Documentation: Key to Successful Remote Work

Whether you work for a startup of 5-10 people or in a big remote company with 1000+ employees across continents, experts describe documentation to as one of the essential instruments of remote work organization. So why isn’t it ubiquitously implemented by remote teams? One of the main reasons is the old-fashioned approach to the workflow that requires meetings, emails, and Slack messages to communicate issues, decisions, and updates within the team. Documentation might be seen as boring, time-consuming, and simply useless by some. However, when done correctly, documentation can save the team a lot of time, prevent miscommunication, allow for more flexibility, and decrease the level of perceived chaos. In this article, we will discuss how to do documentation to improve your remote work processes.

What is Documentation and why does your team need it?

Different approaches to documentation present diverse methods, platforms, and levels of documentation. Simply put, documentation is the practice of putting the company’s rules, values, practices, and, importantly, decisions and actions, in writing. For remote teams, this means sharing a document or several documents with a detailed record of problems, implemented decisions, and other workflow processes. Some teams, like GitLab’s 1200+ employees all-remote workforce, have an approach that demands the remote worker to put an update into writing that is accessible to everyone (their famous “handbook“) before they share it with teammates via Slack, email, or another form of communication. Then, of course, some teams’ documentation strategy is writing down the decisions and actions after they already happened, e.g. right after the meeting. The exact method can be discussed and altered as the company grows. However, if you think that your company can go without documentation while working remotely because it isn’t that big and the current communication strategy suffices, we might have bad news for you.

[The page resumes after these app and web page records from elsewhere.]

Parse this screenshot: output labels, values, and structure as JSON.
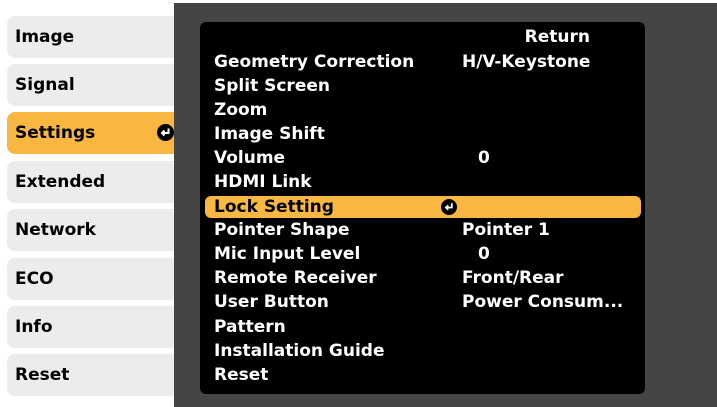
{
  "sidebar": {
    "tabs": [
      {
        "label": "Image"
      },
      {
        "label": "Signal"
      },
      {
        "label": "Settings"
      },
      {
        "label": "Extended"
      },
      {
        "label": "Network"
      },
      {
        "label": "ECO"
      },
      {
        "label": "Info"
      },
      {
        "label": "Reset"
      }
    ]
  },
  "menu": {
    "return_label": "Return",
    "items": [
      {
        "label": "Geometry Correction",
        "value": "H/V-Keystone"
      },
      {
        "label": "Split Screen",
        "value": ""
      },
      {
        "label": "Zoom",
        "value": ""
      },
      {
        "label": "Image Shift",
        "value": ""
      },
      {
        "label": "Volume",
        "value": "0"
      },
      {
        "label": "HDMI Link",
        "value": ""
      },
      {
        "label": "Lock Setting",
        "value": ""
      },
      {
        "label": "Pointer Shape",
        "value": "Pointer 1"
      },
      {
        "label": "Mic Input Level",
        "value": "0"
      },
      {
        "label": "Remote Receiver",
        "value": "Front/Rear"
      },
      {
        "label": "User Button",
        "value": "Power Consum..."
      },
      {
        "label": "Pattern",
        "value": ""
      },
      {
        "label": "Installation Guide",
        "value": ""
      },
      {
        "label": "Reset",
        "value": ""
      }
    ]
  },
  "colors": {
    "highlight": "#f7b741",
    "panel": "#454545",
    "tab_bg": "#ececec"
  },
  "icons": {
    "enter": "enter-icon"
  }
}
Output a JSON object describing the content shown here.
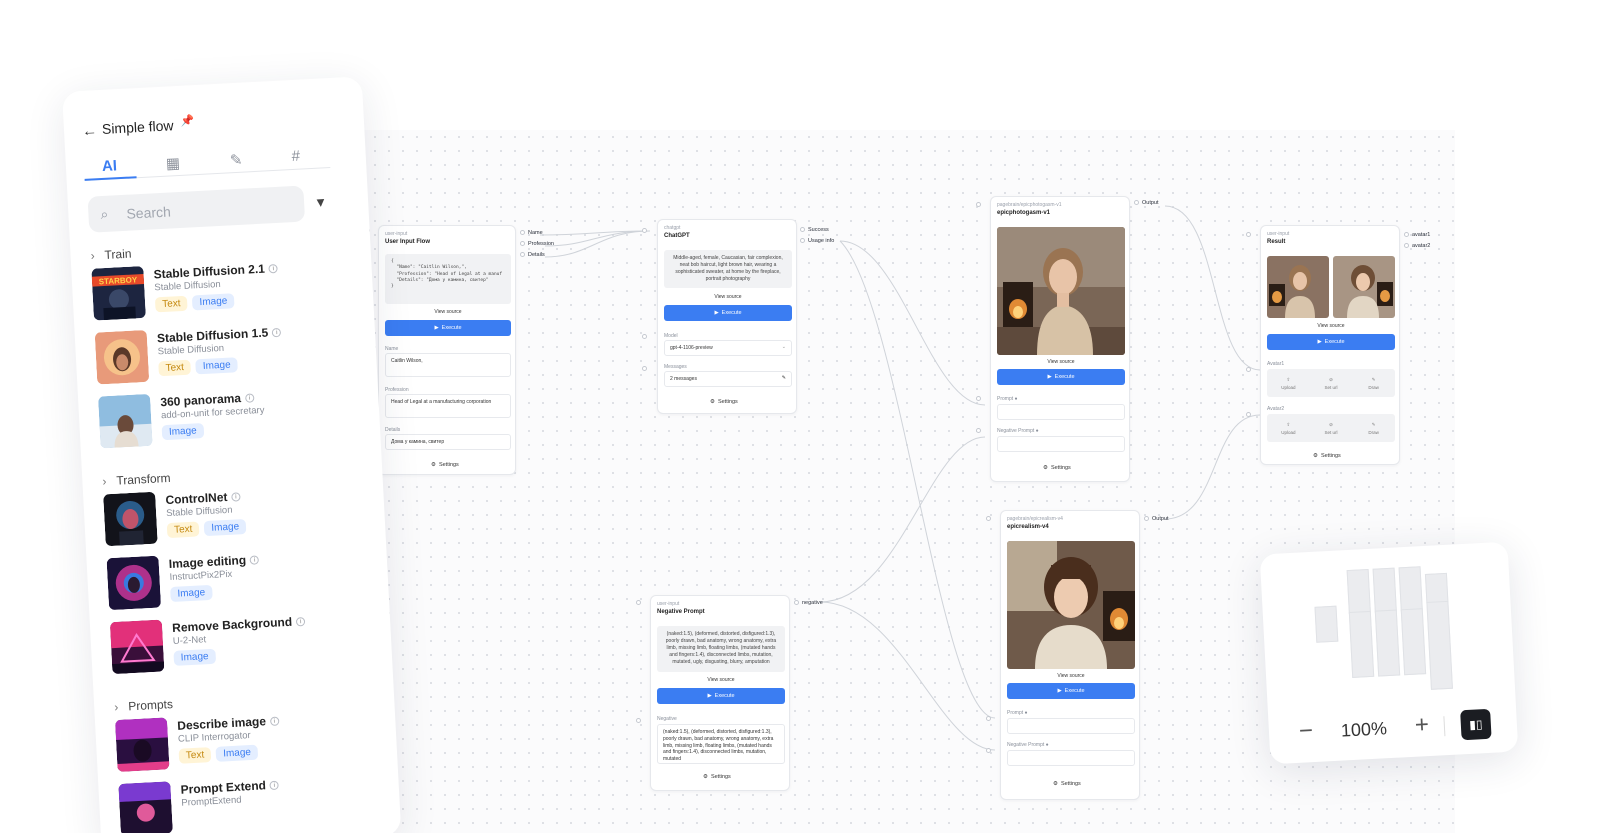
{
  "panel": {
    "title": "Simple flow",
    "tabs": [
      "AI",
      "▦",
      "✎",
      "#"
    ],
    "search_placeholder": "Search",
    "sections": {
      "train": "Train",
      "transform": "Transform",
      "prompts": "Prompts"
    },
    "train_items": [
      {
        "name": "Stable Diffusion 2.1",
        "sub": "Stable Diffusion",
        "tags": [
          "Text",
          "Image"
        ]
      },
      {
        "name": "Stable Diffusion 1.5",
        "sub": "Stable Diffusion",
        "tags": [
          "Text",
          "Image"
        ]
      },
      {
        "name": "360 panorama",
        "sub": "add-on-unit for secretary",
        "tags": [
          "Image"
        ]
      }
    ],
    "transform_items": [
      {
        "name": "ControlNet",
        "sub": "Stable Diffusion",
        "tags": [
          "Text",
          "Image"
        ]
      },
      {
        "name": "Image editing",
        "sub": "InstructPix2Pix",
        "tags": [
          "Image"
        ]
      },
      {
        "name": "Remove Background",
        "sub": "U-2-Net",
        "tags": [
          "Image"
        ]
      }
    ],
    "prompt_items": [
      {
        "name": "Describe image",
        "sub": "CLIP Interrogator",
        "tags": [
          "Text",
          "Image"
        ]
      },
      {
        "name": "Prompt Extend",
        "sub": "PromptExtend",
        "tags": []
      }
    ],
    "thumb_texts": {
      "stardust": "STARBOY"
    }
  },
  "nodes": {
    "user_input": {
      "kind": "user-input",
      "title": "User Input Flow",
      "code": "{\n  \"Name\": \"Caitlin Wilson,\",\n  \"Profession\": \"Head of Legal at a manuf\n  \"Details\": \"Дома у камина, свитер\"\n}",
      "view_source": "View source",
      "execute": "Execute",
      "fields": [
        {
          "label": "Name",
          "value": "Caitlin Wilson,"
        },
        {
          "label": "Profession",
          "value": "Head of Legal at a manufacturing corporation"
        },
        {
          "label": "Details",
          "value": "Дома у камина, свитер"
        }
      ],
      "settings": "Settings",
      "outputs": [
        "Name",
        "Profession",
        "Details"
      ]
    },
    "chatgpt": {
      "kind": "chatgpt",
      "title": "ChatGPT",
      "text": "Middle-aged, female, Caucasian, fair complexion, neat bob haircut, light brown hair, wearing a sophisticated sweater, at home by the fireplace, portrait photography",
      "view_source": "View source",
      "execute": "Execute",
      "model_label": "Model",
      "model_value": "gpt-4-1106-preview",
      "messages_label": "Messages",
      "messages_value": "2 messages",
      "settings": "Settings",
      "outputs": [
        "Success",
        "Usage info"
      ]
    },
    "epicphotogasm": {
      "kind": "pagebrain/epicphotogasm-v1",
      "title": "epicphotogasm-v1",
      "view_source": "View source",
      "execute": "Execute",
      "prompt_label": "Prompt",
      "neg_label": "Negative Prompt",
      "settings": "Settings",
      "output": "Output"
    },
    "epicrealism": {
      "kind": "pagebrain/epicrealism-v4",
      "title": "epicrealism-v4",
      "view_source": "View source",
      "execute": "Execute",
      "prompt_label": "Prompt",
      "neg_label": "Negative Prompt",
      "settings": "Settings",
      "output": "Output"
    },
    "result": {
      "kind": "user-input",
      "title": "Result",
      "view_source": "View source",
      "execute": "Execute",
      "avatar1_label": "Avatar1",
      "avatar2_label": "Avatar2",
      "actions": [
        "Upload",
        "Set url",
        "Draw"
      ],
      "settings": "Settings",
      "outputs": [
        "avatar1",
        "avatar2"
      ]
    },
    "negative": {
      "kind": "user-input",
      "title": "Negative Prompt",
      "text": "(naked:1.5), (deformed, distorted, disfigured:1.3), poorly drawn, bad anatomy, wrong anatomy, extra limb, missing limb, floating limbs, (mutated hands and fingers:1.4), disconnected limbs, mutation, mutated, ugly, disgusting, blurry, amputation",
      "view_source": "View source",
      "execute": "Execute",
      "field_label": "Negative",
      "field_value": "(naked:1.5), (deformed, distorted, disfigured:1.3), poorly drawn, bad anatomy, wrong anatomy, extra limb, missing limb, floating limbs, (mutated hands and fingers:1.4), disconnected limbs, mutation, mutated",
      "settings": "Settings",
      "output": "negative"
    }
  },
  "zoom": {
    "value": "100%",
    "minus": "−",
    "plus": "+"
  },
  "colors": {
    "accent": "#3b7df2",
    "text_tag_bg": "#fff4d6",
    "image_tag_bg": "#e4eeff"
  }
}
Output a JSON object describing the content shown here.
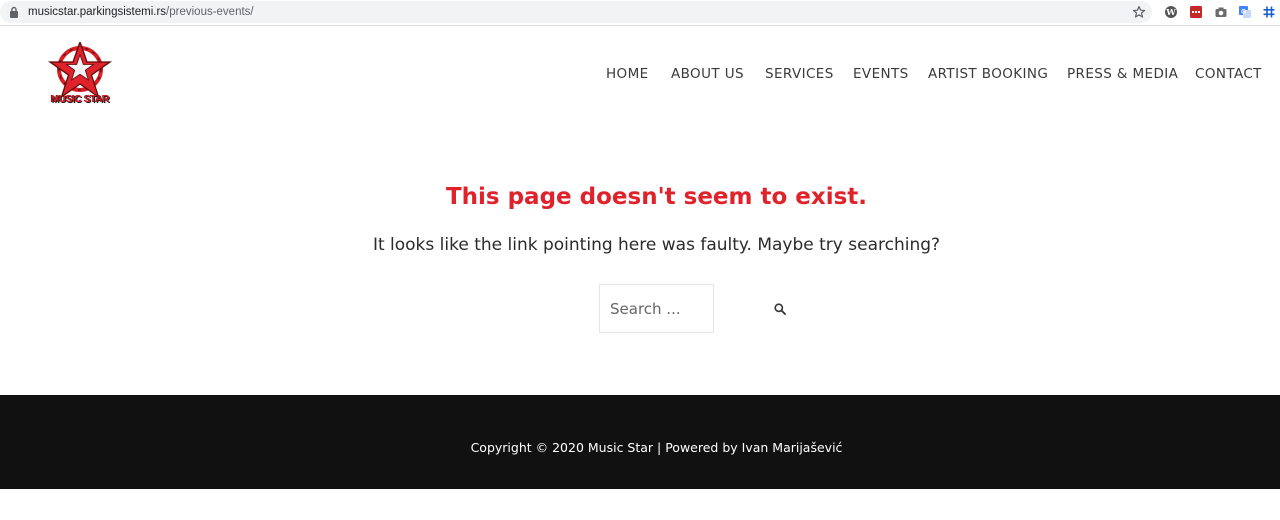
{
  "browser": {
    "url_host": "musicstar.parkingsistemi.rs",
    "url_path": "/previous-events/"
  },
  "header": {
    "logo_text": "MUSIC STAR",
    "nav": [
      "HOME",
      "ABOUT US",
      "SERVICES",
      "EVENTS",
      "ARTIST BOOKING",
      "PRESS & MEDIA",
      "CONTACT"
    ]
  },
  "main": {
    "headline": "This page doesn't seem to exist.",
    "subline": "It looks like the link pointing here was faulty. Maybe try searching?",
    "search_placeholder": "Search ..."
  },
  "footer": {
    "text": "Copyright © 2020 Music Star | Powered by Ivan Marijašević"
  },
  "colors": {
    "accent_red": "#e0222b",
    "footer_bg": "#111111"
  },
  "icons": [
    "lock-icon",
    "star-icon",
    "wordpress-icon",
    "extension-icon",
    "camera-icon",
    "translate-icon",
    "hashtag-icon",
    "search-icon"
  ]
}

As GitLab’s Darren Murph and Jessica Reeder put it: “Implementing a documentation strategy becomes more difficult — yet more vital — as a company ages and matures.” Therefore, the earlier you establish a documentation practice the easier it will be for your company to scale.

So why is it key for a remote team’s success? First of all, even for teams that rely on synchronous communication, i.e. Zoom meetings and Slack messages, the structure and clarity that the documentation routine brings are invaluable. It teaches everyone discipline and respect by requiring each team member to share their actions without exception or delay. Furthermore, the opportunity to go back and review the decisions that the team took some time ago also allows for reverse engineering that is crucial if something goes wrong, and we all know that it inevitably will one day. Moreover, documentation requires an individual to sit down and write down the problem, the data given, and the possible solutions. Therefore, teammates can be more prepared for the meetings and spend less time discussing the issue and the solution because they will have worked on it beforehand. For some companies, the application of a detailed documentation approach can lead to adopting asynchronous communication which we talk about in the next section of the article.

Documentation for Asynchronous Communication

One of the most advantageous effects of implementing documentation is the chance to switch to an asynchronous communication model. To take advantage of working remotely, you might want to hire from the international talent pool. However, the fixation on meetings as the only way to communicate within the remote team limits hiring opportunities to a few time zones. Effective use of documentation can help you expand your team across countries and continents without decreasing productivity. It allows team members to work on flexible schedules without being chained to specific meetings or fearing to miss Slack messages. When everything is documented, the employees can easily check on the updates whenever their day starts.

How to start your documentation practice

First and foremost, choose a platform that is efficient and easy to use. It can be any document-sharing app, like Notion or Almanac. Such apps allow your whole team to create, share, edit, and comment on documents, tables, and databases. Then, you will need to spend some time writing down the rules, policies, and values. But once you’ve spent time on this you won’t have to go back, unless you need to make a couple of corrections. However, it will help immensely with helping your new employees understand and adapt to your company’s practices in the process of virtual onboarding.

Next, how exactly you document decisions will depend on your existing communication practices, as well as the size of the company, number of departments, etc. You might want to try different approaches and see what works best. One tip is assigning a “decision-maker” to each issue who will be responsible for documenting the decision. It doesn’t mean that person is solely responsible for making the decision but rather that they will be accountable for making sure the team achieves a clear, documentable solution. Additionally, everyone must understand the utmost importance of documentation because if some team members don’t pay attention to this practice, it becomes pointless. Imagine somebody sharing their decisions exclusively via Slack. This immediately makes the documentation insufficient and, therefore, unreliable. The whole point of keeping records in one place is to provide the employees with one source of information they can always come back to and check. All in all, although it might sound like a lot of work, as long as every decision is documented in one way or another within a single source, you’ve started your documentation routine. From there, you can continuously improve and refine it until you find it effective and easy to use.